> **Work instruction**
Look through the data below for the string "this", and copy every line where it turns up.

> **Entries shown**

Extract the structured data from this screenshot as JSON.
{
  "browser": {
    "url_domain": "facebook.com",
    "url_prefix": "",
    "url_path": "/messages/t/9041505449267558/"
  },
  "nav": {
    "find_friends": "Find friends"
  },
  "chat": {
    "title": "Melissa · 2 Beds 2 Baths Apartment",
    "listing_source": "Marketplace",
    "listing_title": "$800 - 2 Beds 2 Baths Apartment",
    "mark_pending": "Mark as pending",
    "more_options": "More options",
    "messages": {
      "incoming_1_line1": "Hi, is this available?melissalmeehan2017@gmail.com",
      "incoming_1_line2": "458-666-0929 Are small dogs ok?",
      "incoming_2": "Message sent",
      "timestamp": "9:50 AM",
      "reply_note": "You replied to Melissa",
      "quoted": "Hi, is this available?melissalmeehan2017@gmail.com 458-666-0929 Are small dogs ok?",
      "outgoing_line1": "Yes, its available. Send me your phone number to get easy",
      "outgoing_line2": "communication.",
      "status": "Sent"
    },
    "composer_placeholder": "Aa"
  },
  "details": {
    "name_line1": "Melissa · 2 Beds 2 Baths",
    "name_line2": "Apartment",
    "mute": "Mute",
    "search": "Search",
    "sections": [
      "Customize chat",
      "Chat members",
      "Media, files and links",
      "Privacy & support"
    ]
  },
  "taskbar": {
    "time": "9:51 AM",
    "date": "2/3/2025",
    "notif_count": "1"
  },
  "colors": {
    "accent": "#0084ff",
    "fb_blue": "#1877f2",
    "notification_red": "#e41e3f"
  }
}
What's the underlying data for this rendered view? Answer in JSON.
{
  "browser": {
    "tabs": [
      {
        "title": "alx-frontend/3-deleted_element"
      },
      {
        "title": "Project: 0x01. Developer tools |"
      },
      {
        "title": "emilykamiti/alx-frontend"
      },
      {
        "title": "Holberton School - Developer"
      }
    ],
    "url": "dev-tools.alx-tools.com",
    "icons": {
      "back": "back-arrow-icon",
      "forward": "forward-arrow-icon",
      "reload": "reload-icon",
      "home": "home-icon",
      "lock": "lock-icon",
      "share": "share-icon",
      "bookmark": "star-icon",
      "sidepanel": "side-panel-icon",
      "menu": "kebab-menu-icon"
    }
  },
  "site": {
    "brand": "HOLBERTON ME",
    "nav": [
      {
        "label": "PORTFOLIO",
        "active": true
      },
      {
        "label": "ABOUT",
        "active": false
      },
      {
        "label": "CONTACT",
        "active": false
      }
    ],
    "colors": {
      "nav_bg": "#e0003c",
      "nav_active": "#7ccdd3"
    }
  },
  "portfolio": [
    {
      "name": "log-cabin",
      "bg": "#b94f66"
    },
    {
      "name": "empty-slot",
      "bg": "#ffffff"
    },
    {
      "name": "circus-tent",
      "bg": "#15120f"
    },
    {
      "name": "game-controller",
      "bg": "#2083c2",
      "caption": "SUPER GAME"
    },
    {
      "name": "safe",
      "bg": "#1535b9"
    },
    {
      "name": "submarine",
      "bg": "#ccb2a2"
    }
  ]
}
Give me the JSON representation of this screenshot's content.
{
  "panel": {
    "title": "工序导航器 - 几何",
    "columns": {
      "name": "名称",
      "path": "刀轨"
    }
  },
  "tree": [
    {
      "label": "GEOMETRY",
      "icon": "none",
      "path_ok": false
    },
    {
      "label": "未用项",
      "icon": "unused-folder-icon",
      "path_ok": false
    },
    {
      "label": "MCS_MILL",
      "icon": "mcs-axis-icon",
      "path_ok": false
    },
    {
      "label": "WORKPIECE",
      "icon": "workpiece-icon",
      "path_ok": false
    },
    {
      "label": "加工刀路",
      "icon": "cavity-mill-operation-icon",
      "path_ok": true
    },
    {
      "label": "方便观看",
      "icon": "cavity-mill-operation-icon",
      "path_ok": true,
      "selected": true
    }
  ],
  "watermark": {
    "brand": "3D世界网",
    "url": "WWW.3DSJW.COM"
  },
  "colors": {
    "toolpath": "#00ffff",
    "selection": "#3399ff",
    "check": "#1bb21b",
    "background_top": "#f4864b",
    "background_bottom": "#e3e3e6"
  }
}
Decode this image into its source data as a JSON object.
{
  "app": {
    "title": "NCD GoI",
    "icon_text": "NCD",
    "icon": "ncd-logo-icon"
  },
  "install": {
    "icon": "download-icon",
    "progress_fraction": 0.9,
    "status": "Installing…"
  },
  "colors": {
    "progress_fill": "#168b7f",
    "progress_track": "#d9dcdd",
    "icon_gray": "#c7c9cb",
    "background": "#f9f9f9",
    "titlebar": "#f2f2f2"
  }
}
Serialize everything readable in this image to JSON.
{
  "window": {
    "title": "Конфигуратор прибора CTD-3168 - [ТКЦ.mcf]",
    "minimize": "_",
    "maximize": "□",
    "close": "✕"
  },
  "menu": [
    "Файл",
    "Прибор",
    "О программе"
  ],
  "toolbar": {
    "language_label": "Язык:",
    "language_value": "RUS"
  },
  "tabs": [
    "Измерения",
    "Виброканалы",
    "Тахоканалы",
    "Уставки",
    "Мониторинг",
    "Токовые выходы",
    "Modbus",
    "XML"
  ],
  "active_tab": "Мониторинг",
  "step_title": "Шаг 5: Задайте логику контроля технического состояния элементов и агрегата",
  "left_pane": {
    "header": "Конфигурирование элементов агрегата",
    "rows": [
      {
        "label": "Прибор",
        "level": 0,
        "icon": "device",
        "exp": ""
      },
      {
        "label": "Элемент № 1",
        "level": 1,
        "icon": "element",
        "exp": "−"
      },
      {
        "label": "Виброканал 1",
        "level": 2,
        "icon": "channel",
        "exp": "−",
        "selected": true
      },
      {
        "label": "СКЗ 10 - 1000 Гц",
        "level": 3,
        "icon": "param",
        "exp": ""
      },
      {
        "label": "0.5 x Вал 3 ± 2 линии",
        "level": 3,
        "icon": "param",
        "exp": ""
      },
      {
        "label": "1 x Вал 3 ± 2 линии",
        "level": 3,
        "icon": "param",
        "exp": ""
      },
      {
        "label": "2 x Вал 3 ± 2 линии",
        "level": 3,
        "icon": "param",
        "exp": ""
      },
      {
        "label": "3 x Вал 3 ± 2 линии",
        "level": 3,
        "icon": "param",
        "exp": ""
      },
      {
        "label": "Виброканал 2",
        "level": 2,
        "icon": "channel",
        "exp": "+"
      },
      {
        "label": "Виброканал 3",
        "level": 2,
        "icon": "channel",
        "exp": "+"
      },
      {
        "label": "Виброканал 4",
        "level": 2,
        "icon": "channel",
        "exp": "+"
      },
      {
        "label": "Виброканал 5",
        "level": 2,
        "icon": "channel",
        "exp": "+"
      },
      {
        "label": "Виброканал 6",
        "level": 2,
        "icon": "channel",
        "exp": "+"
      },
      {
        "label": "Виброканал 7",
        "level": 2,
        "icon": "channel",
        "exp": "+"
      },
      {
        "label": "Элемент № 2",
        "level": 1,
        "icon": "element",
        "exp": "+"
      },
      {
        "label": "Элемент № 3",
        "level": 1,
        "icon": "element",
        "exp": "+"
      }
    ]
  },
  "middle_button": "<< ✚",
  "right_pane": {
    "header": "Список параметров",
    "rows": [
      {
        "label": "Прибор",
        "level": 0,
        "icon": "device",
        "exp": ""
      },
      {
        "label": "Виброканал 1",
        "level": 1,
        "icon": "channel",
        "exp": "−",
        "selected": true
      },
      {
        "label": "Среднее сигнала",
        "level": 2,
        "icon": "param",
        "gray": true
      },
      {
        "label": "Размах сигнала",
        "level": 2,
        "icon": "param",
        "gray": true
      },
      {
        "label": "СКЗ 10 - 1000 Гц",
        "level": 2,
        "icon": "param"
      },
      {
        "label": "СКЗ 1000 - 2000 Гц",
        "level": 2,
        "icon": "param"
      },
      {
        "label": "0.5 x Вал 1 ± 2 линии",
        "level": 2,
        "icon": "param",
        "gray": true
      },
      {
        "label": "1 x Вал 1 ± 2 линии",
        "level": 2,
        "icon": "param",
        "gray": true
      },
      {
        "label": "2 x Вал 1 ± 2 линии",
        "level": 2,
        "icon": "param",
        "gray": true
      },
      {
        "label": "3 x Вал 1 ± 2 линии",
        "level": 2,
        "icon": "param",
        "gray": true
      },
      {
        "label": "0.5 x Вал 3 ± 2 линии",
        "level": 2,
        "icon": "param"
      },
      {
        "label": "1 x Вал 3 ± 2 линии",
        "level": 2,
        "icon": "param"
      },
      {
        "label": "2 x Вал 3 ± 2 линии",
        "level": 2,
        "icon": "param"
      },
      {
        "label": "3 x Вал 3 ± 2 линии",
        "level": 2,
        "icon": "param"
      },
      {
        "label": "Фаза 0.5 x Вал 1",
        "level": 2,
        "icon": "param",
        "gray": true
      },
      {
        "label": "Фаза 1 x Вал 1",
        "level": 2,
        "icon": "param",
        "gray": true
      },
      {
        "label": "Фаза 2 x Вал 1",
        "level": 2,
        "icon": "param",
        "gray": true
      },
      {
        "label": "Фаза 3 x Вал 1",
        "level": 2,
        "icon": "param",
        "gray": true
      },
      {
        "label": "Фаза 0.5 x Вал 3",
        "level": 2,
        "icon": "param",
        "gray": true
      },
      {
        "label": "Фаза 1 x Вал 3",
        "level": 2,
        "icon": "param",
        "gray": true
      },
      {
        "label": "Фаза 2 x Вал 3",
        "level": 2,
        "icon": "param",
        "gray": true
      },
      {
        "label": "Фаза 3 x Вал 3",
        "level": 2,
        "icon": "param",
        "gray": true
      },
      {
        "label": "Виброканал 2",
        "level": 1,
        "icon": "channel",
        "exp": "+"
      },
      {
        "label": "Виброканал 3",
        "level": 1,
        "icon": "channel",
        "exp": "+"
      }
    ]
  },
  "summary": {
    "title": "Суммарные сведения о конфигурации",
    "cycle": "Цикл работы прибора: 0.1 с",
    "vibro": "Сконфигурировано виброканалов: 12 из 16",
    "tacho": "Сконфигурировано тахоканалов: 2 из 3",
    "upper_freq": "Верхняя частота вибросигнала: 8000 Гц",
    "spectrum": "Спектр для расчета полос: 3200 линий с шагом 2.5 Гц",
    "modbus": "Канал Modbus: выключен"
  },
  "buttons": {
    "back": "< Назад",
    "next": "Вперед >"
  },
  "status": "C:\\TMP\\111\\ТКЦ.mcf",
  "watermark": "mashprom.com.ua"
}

> **Response to the task**
Extract the structured data from this screenshot as JSON.
      "incoming_1_line1": "Hi, is this available?melissalmeehan2017@gmail.com",
      "quoted": "Hi, is this available?melissalmeehan2017@gmail.com 458-666-0929 Are small dogs ok?",
What's the underlying data for this rendered view? Answer in JSON.
Give me the JSON representation of this screenshot's content.
Decode this image into its source data as a JSON object.
Serialize everything readable in this image to JSON.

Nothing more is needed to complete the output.